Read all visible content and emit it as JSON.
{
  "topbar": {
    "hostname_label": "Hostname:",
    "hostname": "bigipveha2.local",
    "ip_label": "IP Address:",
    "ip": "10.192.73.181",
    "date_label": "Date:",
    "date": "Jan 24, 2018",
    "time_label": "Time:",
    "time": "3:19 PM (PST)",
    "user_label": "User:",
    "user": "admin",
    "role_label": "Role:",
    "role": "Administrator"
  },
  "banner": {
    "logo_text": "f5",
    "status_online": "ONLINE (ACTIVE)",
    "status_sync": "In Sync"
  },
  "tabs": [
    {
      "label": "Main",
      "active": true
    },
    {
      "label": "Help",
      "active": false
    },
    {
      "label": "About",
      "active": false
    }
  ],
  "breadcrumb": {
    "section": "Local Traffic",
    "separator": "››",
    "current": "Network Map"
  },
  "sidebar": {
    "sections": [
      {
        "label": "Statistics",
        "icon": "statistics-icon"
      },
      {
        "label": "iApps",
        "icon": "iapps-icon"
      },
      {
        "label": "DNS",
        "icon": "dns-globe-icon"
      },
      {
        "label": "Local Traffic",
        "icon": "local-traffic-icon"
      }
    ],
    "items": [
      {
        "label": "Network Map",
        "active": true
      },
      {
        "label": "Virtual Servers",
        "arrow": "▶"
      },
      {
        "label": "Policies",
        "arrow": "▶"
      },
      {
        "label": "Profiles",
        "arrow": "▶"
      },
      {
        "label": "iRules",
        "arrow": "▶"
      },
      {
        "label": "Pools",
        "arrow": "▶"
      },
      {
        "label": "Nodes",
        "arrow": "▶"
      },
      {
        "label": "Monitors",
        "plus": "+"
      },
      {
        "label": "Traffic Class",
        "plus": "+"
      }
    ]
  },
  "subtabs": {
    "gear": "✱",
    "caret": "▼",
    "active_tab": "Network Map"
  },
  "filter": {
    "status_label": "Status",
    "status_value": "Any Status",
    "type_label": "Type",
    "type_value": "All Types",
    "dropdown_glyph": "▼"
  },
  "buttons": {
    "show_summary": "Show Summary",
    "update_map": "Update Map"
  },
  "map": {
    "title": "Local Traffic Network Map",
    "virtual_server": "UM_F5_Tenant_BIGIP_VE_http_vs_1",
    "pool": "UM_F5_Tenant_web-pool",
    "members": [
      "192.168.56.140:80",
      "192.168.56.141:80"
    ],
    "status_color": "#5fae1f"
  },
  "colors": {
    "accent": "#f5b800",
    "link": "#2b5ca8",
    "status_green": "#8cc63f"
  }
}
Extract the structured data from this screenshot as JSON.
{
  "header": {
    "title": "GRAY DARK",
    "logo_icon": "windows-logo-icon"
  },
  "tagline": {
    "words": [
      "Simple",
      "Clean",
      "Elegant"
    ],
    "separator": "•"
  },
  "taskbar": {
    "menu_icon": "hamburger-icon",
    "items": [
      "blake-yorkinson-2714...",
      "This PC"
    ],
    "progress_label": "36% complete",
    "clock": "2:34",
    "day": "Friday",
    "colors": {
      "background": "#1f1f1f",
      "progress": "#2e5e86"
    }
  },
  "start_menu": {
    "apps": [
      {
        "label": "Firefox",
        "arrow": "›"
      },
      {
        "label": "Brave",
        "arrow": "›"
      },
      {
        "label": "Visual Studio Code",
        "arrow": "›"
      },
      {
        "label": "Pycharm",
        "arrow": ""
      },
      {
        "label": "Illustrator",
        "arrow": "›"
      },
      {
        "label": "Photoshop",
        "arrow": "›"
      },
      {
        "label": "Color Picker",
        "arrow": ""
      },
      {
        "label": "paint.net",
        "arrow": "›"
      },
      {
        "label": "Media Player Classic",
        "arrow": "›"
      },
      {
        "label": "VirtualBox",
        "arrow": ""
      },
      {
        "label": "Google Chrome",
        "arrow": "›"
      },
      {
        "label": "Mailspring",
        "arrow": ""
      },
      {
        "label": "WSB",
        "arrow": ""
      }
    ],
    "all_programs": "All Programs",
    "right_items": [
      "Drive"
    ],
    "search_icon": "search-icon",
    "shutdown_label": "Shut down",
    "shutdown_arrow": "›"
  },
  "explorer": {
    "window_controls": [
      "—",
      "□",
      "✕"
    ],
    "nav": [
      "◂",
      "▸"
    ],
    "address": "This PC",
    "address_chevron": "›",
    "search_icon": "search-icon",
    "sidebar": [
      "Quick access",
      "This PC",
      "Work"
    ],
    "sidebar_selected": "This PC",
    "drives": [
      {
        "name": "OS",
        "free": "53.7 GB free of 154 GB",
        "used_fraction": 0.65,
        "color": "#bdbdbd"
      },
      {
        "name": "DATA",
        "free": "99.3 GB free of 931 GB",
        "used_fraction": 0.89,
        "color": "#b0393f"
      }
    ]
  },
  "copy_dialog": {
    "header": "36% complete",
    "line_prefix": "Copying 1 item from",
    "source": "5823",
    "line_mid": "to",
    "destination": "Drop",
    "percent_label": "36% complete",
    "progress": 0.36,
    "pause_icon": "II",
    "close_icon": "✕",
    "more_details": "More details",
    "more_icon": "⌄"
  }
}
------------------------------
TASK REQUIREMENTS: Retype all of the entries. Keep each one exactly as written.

COMPLETED EXERCISE:
Read all visible content and emit it as JSON.
{
  "topbar": {
    "hostname_label": "Hostname:",
    "hostname": "bigipveha2.local",
    "ip_label": "IP Address:",
    "ip": "10.192.73.181",
    "date_label": "Date:",
    "date": "Jan 24, 2018",
    "time_label": "Time:",
    "time": "3:19 PM (PST)",
    "user_label": "User:",
    "user": "admin",
    "role_label": "Role:",
    "role": "Administrator"
  },
  "banner": {
    "logo_text": "f5",
    "status_online": "ONLINE (ACTIVE)",
    "status_sync": "In Sync"
  },
  "tabs": [
    {
      "label": "Main",
      "active": true
    },
    {
      "label": "Help",
      "active": false
    },
    {
      "label": "About",
      "active": false
    }
  ],
  "breadcrumb": {
    "section": "Local Traffic",
    "separator": "››",
    "current": "Network Map"
  },
  "sidebar": {
    "sections": [
      {
        "label": "Statistics",
        "icon": "statistics-icon"
      },
      {
        "label": "iApps",
        "icon": "iapps-icon"
      },
      {
        "label": "DNS",
        "icon": "dns-globe-icon"
      },
      {
        "label": "Local Traffic",
        "icon": "local-traffic-icon"
      }
    ],
    "items": [
      {
        "label": "Network Map",
        "active": true
      },
      {
        "label": "Virtual Servers",
        "arrow": "▶"
      },
      {
        "label": "Policies",
        "arrow": "▶"
      },
      {
        "label": "Profiles",
        "arrow": "▶"
      },
      {
        "label": "iRules",
        "arrow": "▶"
      },
      {
        "label": "Pools",
        "arrow": "▶"
      },
      {
        "label": "Nodes",
        "arrow": "▶"
      },
      {
        "label": "Monitors",
        "plus": "+"
      },
      {
        "label": "Traffic Class",
        "plus": "+"
      }
    ]
  },
  "subtabs": {
    "gear": "✱",
    "caret": "▼",
    "active_tab": "Network Map"
  },
  "filter": {
    "status_label": "Status",
    "status_value": "Any Status",
    "type_label": "Type",
    "type_value": "All Types",
    "dropdown_glyph": "▼"
  },
  "buttons": {
    "show_summary": "Show Summary",
    "update_map": "Update Map"
  },
  "map": {
    "title": "Local Traffic Network Map",
    "virtual_server": "UM_F5_Tenant_BIGIP_VE_http_vs_1",
    "pool": "UM_F5_Tenant_web-pool",
    "members": [
      "192.168.56.140:80",
      "192.168.56.141:80"
    ],
    "status_color": "#5fae1f"
  },
  "colors": {
    "accent": "#f5b800",
    "link": "#2b5ca8",
    "status_green": "#8cc63f"
  }
}
Extract the structured data from this screenshot as JSON.
{
  "header": {
    "title": "GRAY DARK",
    "logo_icon": "windows-logo-icon"
  },
  "tagline": {
    "words": [
      "Simple",
      "Clean",
      "Elegant"
    ],
    "separator": "•"
  },
  "taskbar": {
    "menu_icon": "hamburger-icon",
    "items": [
      "blake-yorkinson-2714...",
      "This PC"
    ],
    "progress_label": "36% complete",
    "clock": "2:34",
    "day": "Friday",
    "colors": {
      "background": "#1f1f1f",
      "progress": "#2e5e86"
    }
  },
  "start_menu": {
    "apps": [
      {
        "label": "Firefox",
        "arrow": "›"
      },
      {
        "label": "Brave",
        "arrow": "›"
      },
      {
        "label": "Visual Studio Code",
        "arrow": "›"
      },
      {
        "label": "Pycharm",
        "arrow": ""
      },
      {
        "label": "Illustrator",
        "arrow": "›"
      },
      {
        "label": "Photoshop",
        "arrow": "›"
      },
      {
        "label": "Color Picker",
        "arrow": ""
      },
      {
        "label": "paint.net",
        "arrow": "›"
      },
      {
        "label": "Media Player Classic",
        "arrow": "›"
      },
      {
        "label": "VirtualBox",
        "arrow": ""
      },
      {
        "label": "Google Chrome",
        "arrow": "›"
      },
      {
        "label": "Mailspring",
        "arrow": ""
      },
      {
        "label": "WSB",
        "arrow": ""
      }
    ],
    "all_programs": "All Programs",
    "right_items": [
      "Drive"
    ],
    "search_icon": "search-icon",
    "shutdown_label": "Shut down",
    "shutdown_arrow": "›"
  },
  "explorer": {
    "window_controls": [
      "—",
      "□",
      "✕"
    ],
    "nav": [
      "◂",
      "▸"
    ],
    "address": "This PC",
    "address_chevron": "›",
    "search_icon": "search-icon",
    "sidebar": [
      "Quick access",
      "This PC",
      "Work"
    ],
    "sidebar_selected": "This PC",
    "drives": [
      {
        "name": "OS",
        "free": "53.7 GB free of 154 GB",
        "used_fraction": 0.65,
        "color": "#bdbdbd"
      },
      {
        "name": "DATA",
        "free": "99.3 GB free of 931 GB",
        "used_fraction": 0.89,
        "color": "#b0393f"
      }
    ]
  },
  "copy_dialog": {
    "header": "36% complete",
    "line_prefix": "Copying 1 item from",
    "source": "5823",
    "line_mid": "to",
    "destination": "Drop",
    "percent_label": "36% complete",
    "progress": 0.36,
    "pause_icon": "II",
    "close_icon": "✕",
    "more_details": "More details",
    "more_icon": "⌄"
  }
}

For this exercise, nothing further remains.